### Extracted records ###

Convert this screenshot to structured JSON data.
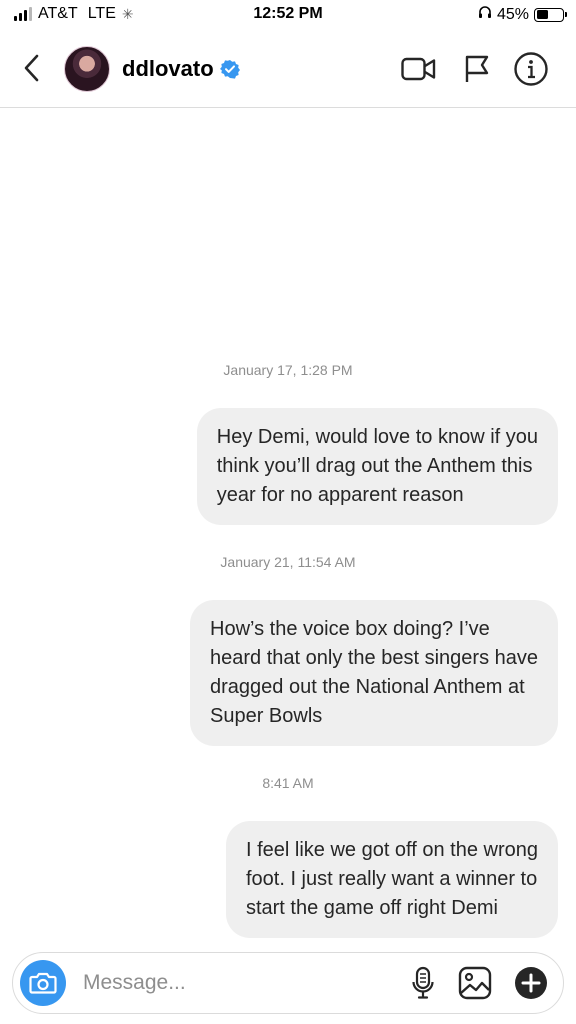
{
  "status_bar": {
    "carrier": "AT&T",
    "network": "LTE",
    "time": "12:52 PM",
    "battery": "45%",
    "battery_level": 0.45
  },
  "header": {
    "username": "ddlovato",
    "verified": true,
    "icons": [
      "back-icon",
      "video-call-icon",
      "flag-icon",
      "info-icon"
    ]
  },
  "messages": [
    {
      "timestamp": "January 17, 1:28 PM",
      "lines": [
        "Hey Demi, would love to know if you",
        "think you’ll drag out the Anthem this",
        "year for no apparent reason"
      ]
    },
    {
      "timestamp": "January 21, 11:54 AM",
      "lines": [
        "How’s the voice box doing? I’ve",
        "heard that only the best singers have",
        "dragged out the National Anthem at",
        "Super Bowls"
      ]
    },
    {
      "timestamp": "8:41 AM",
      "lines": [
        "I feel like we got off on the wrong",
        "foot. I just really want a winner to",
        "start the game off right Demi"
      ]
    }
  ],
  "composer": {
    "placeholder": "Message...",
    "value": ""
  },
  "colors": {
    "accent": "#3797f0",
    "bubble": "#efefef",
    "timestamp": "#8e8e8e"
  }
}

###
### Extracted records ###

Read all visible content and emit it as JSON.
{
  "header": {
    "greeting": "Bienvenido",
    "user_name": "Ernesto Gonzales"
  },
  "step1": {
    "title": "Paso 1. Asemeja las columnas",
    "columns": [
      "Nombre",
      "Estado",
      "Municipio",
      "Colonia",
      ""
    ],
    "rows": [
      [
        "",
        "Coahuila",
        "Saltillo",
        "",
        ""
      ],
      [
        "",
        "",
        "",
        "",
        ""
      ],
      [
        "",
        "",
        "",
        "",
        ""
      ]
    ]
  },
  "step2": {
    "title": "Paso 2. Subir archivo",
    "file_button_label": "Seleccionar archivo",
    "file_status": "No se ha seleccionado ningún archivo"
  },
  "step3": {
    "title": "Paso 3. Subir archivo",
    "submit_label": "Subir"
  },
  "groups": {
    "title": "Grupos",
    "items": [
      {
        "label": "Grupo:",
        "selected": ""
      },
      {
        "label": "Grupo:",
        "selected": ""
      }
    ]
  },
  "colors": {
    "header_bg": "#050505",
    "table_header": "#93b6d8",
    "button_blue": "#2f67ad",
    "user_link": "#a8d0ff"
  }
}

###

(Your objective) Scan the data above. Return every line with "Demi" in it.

(Your solution)
        "Hey Demi, would love to know if you",
        "start the game off right Demi"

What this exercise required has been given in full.